- After two consecutive years of low bottle-return rates—68% in 2014 and 64% in 2015—the Oregon Liquor Control Commission (OLCC) will move forward with increasing the state's bottle bill redemption value from 5 cents per bottle to 10 cents.
- The increase, which will go into effect on April 1, 2017, is directed through House Bill 3145. The bill stated the beverage container return rate needed to stay above 80% for two consecutive years, or the redemption value were to be increased.
- Under the state's bottle bill, beverage containers including water, soda water, carbonated soft drinks, beer, and malt beverages are accepted. The bottles must be three liters or smaller.
This increase in the state's bottle bill redemption value has been anticipated since last August, however it was never clear how soon the increase would be applied. Now that OLCC has reviewed data and decided to move forward with the value increase, it will need to work with manufacturers, distributors, and other stakeholders to discuss label changes, awareness, and other factors.

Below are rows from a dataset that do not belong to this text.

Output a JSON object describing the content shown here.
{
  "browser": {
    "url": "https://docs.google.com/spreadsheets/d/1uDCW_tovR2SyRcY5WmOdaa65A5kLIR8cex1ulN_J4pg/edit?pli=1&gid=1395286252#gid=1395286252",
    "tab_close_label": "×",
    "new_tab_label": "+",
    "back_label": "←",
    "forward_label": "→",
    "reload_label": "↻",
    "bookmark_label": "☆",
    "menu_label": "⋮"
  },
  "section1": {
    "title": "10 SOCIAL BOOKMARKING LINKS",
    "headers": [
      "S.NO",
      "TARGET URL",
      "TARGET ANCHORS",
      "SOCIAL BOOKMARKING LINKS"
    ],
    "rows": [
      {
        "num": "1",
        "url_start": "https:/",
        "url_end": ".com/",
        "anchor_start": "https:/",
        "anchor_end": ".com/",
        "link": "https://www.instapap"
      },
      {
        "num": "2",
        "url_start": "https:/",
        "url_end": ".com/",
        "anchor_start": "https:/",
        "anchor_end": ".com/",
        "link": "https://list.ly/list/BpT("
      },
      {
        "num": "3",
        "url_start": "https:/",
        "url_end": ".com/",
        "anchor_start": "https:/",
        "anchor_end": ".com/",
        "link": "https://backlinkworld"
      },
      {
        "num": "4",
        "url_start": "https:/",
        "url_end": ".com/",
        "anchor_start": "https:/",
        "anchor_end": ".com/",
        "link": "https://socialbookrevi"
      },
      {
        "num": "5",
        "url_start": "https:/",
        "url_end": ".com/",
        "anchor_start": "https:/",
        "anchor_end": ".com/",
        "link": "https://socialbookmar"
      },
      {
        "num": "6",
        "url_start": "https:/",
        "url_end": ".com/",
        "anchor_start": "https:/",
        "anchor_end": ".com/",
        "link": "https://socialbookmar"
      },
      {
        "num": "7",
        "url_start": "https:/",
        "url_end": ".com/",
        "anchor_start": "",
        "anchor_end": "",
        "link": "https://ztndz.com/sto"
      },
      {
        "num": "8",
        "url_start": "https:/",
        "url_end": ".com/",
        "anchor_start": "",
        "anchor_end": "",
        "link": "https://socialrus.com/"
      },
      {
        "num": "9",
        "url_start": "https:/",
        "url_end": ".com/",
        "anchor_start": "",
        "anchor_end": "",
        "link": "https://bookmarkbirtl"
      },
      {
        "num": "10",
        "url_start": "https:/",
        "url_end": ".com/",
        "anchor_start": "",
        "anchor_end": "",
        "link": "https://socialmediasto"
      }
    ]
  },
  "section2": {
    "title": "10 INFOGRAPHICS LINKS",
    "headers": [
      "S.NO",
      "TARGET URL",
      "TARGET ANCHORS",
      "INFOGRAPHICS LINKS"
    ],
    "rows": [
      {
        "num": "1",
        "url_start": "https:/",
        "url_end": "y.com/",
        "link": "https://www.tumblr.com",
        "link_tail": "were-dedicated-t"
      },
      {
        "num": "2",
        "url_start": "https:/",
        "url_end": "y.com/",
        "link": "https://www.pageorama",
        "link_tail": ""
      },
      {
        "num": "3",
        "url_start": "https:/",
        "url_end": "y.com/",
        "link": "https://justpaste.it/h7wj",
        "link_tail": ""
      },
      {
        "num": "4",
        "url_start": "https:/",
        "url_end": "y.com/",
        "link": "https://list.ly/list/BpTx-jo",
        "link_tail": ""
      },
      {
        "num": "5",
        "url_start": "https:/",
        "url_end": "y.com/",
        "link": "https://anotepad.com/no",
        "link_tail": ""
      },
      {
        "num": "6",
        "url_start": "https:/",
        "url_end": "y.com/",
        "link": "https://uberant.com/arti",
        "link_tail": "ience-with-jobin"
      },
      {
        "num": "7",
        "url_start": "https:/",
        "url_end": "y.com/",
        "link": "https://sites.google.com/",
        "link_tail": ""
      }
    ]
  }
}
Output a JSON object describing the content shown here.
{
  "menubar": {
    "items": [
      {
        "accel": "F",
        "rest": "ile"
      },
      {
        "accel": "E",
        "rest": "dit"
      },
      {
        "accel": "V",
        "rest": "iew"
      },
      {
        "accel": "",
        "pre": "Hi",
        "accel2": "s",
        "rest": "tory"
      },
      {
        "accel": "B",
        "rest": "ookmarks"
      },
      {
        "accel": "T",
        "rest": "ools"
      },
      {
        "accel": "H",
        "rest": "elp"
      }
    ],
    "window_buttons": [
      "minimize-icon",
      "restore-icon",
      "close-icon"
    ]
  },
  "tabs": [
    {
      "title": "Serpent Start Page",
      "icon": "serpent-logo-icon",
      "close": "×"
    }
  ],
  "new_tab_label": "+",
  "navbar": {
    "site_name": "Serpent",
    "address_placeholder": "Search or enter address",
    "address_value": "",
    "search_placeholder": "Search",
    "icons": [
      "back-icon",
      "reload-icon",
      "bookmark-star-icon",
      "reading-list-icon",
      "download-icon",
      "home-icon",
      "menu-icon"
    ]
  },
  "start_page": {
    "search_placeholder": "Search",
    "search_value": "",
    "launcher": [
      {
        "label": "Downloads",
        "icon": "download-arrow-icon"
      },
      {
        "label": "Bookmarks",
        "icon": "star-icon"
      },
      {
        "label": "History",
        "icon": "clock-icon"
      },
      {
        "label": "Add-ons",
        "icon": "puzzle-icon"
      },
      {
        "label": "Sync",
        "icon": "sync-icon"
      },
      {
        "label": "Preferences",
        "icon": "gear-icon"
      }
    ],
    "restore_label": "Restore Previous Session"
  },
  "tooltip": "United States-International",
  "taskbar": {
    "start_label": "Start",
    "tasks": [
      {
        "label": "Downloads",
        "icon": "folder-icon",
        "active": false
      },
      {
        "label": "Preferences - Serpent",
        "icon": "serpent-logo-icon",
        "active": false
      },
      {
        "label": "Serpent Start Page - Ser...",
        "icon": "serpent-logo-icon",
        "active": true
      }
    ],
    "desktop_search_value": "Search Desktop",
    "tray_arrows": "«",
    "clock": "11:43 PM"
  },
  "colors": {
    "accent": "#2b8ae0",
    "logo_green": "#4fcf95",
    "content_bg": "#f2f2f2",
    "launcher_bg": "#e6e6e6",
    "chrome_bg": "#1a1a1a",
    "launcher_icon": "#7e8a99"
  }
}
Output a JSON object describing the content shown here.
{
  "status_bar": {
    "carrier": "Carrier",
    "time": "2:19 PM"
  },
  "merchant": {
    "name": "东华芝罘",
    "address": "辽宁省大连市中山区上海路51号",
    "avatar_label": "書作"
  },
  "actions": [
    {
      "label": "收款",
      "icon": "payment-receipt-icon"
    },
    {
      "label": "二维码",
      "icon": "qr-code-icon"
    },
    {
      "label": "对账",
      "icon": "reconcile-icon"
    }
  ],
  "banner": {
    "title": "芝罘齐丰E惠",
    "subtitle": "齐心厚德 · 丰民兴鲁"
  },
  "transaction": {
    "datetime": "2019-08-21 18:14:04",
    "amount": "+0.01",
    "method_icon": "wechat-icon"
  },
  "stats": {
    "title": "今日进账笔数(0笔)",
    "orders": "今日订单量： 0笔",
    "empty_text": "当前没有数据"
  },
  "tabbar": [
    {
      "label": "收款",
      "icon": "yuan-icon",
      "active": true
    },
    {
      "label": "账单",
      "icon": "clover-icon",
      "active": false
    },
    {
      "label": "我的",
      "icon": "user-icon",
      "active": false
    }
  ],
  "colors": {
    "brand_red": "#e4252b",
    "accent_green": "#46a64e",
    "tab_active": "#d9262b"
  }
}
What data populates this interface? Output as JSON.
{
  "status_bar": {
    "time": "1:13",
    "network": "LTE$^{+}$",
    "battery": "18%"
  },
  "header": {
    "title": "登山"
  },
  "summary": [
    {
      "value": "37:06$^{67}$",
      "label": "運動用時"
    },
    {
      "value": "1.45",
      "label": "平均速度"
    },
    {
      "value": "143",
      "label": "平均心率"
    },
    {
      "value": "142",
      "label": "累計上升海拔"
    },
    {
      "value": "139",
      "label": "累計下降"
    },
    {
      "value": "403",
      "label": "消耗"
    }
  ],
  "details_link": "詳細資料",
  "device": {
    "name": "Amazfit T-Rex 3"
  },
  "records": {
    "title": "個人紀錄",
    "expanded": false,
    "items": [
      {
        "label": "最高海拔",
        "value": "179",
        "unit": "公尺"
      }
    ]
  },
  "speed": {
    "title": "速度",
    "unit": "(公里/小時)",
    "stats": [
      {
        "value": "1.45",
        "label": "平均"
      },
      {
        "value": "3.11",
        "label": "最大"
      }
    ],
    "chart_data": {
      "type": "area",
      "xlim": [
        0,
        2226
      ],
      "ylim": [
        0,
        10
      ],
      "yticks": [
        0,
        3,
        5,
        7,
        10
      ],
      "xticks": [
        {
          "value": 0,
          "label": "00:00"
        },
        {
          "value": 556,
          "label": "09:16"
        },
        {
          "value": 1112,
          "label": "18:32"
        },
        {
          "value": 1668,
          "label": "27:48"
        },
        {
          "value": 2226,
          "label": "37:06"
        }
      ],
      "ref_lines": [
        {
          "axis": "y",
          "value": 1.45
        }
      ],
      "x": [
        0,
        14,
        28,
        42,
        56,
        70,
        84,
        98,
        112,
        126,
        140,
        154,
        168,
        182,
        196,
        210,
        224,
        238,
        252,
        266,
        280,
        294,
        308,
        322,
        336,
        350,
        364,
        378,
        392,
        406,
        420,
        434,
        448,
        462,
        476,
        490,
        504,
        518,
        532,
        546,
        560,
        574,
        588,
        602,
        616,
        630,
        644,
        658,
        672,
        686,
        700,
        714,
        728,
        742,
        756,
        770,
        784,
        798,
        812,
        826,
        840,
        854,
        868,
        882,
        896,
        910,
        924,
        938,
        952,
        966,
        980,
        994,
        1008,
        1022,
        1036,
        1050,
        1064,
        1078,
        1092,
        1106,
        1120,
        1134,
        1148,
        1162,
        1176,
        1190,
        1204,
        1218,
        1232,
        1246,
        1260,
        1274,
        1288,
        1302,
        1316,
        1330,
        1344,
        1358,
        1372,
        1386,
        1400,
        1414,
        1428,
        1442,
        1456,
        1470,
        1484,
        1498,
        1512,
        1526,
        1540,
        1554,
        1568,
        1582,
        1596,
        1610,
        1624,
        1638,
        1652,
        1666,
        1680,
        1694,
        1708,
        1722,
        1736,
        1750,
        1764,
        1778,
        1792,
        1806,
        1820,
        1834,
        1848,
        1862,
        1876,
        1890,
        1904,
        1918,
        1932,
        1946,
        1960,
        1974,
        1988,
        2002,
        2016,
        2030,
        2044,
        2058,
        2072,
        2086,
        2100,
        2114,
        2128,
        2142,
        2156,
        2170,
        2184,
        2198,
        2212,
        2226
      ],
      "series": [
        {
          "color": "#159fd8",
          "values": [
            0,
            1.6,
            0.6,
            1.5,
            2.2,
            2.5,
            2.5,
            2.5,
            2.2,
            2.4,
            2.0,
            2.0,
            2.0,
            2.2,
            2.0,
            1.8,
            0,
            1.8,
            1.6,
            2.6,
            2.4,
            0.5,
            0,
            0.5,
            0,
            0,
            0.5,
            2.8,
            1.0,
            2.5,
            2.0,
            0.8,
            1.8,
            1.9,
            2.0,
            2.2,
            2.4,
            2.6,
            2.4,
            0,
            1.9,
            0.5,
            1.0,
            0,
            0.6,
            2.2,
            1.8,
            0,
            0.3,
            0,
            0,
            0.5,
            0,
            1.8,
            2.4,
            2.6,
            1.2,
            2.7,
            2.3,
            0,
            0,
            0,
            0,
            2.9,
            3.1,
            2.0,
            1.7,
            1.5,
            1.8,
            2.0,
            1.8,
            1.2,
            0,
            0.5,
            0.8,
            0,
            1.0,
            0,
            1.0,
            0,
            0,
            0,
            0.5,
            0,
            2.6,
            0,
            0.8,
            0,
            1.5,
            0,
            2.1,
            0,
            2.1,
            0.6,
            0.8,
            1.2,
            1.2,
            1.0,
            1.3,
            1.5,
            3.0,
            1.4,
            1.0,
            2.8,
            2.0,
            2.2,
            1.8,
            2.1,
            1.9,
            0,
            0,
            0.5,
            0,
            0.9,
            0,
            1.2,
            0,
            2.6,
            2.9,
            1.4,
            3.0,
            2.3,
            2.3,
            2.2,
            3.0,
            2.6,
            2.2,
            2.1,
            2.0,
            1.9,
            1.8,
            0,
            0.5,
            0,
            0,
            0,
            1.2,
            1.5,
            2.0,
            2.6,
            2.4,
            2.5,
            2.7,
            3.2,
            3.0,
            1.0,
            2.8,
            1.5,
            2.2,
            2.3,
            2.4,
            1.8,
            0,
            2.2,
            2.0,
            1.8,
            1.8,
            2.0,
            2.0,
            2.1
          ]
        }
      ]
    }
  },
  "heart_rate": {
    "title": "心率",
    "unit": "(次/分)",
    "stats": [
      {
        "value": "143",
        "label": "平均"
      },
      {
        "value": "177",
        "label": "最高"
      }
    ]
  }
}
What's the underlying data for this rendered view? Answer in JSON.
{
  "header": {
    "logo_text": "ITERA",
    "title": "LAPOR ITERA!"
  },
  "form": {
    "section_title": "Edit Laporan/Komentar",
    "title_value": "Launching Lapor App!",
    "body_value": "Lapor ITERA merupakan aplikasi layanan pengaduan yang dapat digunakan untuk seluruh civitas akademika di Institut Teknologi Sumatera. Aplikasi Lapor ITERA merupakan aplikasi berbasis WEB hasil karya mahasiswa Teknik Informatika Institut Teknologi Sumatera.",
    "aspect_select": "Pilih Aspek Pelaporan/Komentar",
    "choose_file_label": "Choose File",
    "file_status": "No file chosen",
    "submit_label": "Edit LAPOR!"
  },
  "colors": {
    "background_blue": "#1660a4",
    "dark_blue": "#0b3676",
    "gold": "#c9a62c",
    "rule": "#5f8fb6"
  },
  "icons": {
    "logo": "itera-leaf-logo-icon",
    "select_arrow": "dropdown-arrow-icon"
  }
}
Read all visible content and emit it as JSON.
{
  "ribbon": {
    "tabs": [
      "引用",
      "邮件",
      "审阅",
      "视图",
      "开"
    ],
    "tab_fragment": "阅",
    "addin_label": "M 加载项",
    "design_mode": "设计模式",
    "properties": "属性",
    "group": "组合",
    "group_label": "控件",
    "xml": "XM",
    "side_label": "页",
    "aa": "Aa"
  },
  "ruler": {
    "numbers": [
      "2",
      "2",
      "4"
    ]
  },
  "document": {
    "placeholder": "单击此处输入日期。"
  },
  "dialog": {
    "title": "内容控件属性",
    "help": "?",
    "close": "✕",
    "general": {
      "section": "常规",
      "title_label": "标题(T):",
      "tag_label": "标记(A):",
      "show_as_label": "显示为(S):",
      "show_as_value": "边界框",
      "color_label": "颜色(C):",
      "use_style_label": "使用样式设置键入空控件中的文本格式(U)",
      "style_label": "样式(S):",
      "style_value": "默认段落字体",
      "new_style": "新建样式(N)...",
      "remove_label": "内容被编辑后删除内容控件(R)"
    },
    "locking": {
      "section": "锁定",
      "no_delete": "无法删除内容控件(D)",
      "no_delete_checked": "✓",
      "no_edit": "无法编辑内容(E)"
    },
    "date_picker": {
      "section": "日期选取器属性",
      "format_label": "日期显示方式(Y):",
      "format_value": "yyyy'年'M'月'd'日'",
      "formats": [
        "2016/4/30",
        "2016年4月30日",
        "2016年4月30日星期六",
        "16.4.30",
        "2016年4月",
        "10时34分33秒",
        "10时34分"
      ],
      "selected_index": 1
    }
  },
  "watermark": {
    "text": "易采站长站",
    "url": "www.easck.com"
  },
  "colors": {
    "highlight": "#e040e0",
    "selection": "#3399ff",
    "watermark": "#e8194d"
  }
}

"We have many partners in the beverage, retail, and recycling industries," said Steve Marks, OLCC executive director, to KTVZ. "We will be working with our partners over the next eight months to make this transition as smooth as possible for consumers and industry employees."
Oregon is not the only state struggling to keep bottle deposit rates high. In California, 363 bottle redemption centers have shut down this year alone, which has inspired a bill to increase subsidies to redemption centers until April 1. New Jersey legislators have also discussed a "Smart Container Act" to impose a 10-cent deposit value on containers smaller than 24 oz. and a 20-cent value on larger containers throughout the state.